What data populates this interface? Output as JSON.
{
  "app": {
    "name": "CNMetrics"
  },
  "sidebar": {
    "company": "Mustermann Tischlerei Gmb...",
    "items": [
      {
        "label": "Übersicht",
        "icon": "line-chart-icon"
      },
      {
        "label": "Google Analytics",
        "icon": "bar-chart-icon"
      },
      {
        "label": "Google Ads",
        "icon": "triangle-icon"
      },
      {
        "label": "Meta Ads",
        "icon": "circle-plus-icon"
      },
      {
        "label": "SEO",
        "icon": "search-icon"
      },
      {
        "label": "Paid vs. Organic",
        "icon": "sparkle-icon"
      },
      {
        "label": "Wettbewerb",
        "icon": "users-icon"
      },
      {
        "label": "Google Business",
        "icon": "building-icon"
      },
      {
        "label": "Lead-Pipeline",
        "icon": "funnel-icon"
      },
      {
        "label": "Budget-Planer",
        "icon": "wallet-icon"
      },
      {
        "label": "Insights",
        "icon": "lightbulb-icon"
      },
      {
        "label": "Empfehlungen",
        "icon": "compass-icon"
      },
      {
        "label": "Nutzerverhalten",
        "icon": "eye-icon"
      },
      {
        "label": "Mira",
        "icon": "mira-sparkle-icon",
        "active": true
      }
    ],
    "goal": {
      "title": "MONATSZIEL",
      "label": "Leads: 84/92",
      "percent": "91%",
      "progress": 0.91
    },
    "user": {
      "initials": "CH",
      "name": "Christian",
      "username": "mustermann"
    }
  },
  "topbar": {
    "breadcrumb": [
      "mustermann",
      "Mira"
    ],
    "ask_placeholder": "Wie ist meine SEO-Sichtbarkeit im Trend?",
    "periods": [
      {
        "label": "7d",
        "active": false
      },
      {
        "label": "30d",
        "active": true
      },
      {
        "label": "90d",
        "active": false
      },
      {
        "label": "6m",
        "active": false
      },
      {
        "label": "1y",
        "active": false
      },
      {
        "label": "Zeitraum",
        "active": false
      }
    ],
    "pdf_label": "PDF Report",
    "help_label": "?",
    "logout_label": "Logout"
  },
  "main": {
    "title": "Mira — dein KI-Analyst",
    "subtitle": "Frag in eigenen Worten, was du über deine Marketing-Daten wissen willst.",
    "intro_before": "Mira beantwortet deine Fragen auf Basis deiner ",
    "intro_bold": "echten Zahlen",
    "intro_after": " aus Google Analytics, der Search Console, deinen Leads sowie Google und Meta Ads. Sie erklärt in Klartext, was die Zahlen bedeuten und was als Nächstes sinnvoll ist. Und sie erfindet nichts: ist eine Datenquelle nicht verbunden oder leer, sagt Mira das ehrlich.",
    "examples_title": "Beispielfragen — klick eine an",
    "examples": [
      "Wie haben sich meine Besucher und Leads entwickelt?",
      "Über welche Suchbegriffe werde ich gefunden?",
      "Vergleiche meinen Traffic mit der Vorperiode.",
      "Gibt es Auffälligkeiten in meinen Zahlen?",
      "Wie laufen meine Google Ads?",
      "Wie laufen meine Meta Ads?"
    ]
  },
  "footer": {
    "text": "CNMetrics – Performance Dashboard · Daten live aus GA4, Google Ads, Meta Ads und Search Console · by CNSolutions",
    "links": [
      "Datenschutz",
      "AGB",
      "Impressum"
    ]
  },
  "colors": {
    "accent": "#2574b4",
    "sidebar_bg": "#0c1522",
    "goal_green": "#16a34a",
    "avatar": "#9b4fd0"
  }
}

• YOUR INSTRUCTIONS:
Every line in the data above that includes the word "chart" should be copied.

• SOLUTION BELOW:
        "icon": "line-chart-icon"
        "icon": "bar-chart-icon"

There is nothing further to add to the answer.